### YOUR GOAL
For each line in the data below that has the word "title", copy that line.

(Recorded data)
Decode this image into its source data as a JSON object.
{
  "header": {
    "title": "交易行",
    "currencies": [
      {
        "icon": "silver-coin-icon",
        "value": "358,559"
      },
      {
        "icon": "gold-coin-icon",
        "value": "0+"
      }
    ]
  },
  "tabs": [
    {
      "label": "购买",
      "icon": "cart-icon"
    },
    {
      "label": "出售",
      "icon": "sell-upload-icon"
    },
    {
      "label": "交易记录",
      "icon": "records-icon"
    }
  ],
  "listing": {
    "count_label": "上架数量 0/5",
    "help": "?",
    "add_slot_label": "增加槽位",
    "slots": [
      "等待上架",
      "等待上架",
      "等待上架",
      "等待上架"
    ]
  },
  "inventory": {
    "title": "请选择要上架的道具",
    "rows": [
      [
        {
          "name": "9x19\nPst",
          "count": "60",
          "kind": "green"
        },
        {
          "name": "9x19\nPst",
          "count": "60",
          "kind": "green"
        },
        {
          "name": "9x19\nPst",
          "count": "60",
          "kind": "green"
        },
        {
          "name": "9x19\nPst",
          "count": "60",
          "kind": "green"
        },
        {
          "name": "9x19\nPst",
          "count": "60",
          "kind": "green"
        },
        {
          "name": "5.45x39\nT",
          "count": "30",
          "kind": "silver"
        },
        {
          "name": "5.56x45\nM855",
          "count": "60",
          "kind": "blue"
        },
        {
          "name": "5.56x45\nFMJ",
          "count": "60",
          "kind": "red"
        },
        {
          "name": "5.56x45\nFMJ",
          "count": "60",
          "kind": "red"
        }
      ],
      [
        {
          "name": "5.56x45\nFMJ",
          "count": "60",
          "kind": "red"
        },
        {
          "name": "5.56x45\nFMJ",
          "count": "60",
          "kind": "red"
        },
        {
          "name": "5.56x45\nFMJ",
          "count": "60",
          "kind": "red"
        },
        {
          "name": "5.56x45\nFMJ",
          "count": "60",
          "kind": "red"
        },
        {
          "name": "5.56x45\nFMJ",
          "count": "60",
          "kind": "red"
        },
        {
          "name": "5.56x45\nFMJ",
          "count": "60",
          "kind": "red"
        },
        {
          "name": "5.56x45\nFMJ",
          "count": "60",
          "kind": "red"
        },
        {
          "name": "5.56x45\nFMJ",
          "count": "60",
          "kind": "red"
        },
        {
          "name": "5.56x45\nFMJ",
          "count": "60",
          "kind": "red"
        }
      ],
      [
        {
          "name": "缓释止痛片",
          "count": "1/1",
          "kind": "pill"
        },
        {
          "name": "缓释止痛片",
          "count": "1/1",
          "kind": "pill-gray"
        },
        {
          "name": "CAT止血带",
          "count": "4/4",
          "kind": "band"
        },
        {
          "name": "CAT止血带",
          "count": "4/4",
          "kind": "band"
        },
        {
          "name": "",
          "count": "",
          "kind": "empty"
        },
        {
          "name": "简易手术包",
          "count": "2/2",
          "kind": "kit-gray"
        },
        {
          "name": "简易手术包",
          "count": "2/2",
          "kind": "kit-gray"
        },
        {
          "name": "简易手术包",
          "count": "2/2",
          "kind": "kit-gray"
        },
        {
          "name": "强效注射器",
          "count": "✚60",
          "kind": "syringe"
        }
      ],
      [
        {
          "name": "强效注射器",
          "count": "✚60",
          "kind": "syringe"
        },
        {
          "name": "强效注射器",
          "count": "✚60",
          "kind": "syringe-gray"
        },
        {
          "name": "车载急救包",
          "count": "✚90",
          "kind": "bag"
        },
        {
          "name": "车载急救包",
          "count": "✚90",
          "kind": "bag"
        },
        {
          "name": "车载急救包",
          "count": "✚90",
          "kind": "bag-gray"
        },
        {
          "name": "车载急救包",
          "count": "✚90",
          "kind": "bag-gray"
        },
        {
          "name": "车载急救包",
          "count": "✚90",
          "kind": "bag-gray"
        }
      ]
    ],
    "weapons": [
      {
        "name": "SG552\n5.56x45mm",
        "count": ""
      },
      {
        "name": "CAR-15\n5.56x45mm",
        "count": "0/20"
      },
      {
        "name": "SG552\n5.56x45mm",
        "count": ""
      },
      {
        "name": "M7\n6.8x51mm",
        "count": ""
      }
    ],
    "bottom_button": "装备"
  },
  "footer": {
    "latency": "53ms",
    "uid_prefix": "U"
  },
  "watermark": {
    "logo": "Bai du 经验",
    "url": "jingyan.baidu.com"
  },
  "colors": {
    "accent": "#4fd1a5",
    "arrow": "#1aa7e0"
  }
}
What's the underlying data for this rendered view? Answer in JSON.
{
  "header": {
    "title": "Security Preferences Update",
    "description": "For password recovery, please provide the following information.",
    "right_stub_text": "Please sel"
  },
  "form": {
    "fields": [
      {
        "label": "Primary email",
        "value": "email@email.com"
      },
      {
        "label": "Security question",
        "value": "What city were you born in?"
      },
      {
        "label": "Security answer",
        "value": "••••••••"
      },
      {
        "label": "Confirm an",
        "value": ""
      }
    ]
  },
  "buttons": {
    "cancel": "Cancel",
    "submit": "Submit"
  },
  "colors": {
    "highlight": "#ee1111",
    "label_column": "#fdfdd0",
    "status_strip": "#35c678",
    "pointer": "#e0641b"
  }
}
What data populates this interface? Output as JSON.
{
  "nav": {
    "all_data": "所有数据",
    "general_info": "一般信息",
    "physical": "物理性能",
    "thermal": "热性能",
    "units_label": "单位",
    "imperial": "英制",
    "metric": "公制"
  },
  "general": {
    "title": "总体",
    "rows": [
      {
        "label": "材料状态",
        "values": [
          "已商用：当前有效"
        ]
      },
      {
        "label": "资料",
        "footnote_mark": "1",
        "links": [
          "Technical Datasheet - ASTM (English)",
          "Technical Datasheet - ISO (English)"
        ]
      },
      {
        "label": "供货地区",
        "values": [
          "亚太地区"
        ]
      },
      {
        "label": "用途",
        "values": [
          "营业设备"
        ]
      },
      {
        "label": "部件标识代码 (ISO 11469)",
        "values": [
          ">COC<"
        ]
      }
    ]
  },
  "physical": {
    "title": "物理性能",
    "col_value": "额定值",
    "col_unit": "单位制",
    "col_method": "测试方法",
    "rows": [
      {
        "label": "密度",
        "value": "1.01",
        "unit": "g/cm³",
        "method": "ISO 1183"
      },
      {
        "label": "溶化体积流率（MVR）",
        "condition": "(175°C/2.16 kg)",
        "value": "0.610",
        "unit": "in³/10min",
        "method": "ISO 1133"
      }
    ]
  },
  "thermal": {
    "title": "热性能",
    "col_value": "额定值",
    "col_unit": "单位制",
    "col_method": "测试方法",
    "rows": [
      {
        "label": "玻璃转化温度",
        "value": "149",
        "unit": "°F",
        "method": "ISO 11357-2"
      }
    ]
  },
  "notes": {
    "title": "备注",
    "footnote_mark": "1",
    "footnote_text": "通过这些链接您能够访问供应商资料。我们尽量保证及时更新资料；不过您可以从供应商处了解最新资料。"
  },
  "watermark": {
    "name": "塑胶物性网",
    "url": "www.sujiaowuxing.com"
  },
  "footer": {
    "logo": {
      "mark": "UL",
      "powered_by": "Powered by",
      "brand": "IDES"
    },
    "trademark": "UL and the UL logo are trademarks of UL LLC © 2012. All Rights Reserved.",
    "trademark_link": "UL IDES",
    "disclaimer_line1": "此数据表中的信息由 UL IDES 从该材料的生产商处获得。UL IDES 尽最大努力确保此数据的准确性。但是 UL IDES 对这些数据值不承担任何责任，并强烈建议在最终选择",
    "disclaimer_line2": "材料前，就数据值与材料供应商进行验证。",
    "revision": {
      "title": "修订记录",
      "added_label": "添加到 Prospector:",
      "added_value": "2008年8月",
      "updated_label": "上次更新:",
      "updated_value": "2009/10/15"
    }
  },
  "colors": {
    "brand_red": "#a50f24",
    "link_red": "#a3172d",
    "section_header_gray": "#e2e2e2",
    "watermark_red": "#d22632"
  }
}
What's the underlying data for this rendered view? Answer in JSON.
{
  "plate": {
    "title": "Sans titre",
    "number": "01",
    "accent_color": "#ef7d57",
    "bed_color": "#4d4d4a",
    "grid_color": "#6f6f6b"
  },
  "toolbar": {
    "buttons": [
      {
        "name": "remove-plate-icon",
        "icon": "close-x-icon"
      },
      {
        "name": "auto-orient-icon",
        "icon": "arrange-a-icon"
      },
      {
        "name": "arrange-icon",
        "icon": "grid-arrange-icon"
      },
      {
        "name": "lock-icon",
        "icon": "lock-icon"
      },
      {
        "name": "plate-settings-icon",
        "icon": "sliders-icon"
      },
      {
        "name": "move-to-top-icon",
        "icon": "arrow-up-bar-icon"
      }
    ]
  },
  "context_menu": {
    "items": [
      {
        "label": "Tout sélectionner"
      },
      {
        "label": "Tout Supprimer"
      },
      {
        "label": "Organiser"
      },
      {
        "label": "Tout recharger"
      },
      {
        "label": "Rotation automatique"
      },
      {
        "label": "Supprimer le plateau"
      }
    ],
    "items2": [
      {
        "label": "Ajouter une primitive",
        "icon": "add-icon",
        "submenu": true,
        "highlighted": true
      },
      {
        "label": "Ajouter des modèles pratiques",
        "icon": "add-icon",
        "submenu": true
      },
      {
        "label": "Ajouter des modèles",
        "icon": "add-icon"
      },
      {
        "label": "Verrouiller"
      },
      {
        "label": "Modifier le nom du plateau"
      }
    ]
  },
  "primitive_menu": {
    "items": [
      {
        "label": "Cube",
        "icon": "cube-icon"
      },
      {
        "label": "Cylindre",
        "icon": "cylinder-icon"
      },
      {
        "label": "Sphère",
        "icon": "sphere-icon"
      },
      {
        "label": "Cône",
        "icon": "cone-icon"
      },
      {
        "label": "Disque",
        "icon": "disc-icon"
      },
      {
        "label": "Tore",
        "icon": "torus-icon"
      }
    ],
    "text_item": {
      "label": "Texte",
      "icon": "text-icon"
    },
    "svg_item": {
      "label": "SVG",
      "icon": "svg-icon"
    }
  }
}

### EXERCISE ANSWER
    "title": "交易行",
    "title": "请选择要上架的道具",
    "title": "Security Preferences Update",
    "title": "总体",
    "title": "物理性能",
    "title": "热性能",
    "title": "备注",
      "title": "修订记录",
    "title": "Sans titre",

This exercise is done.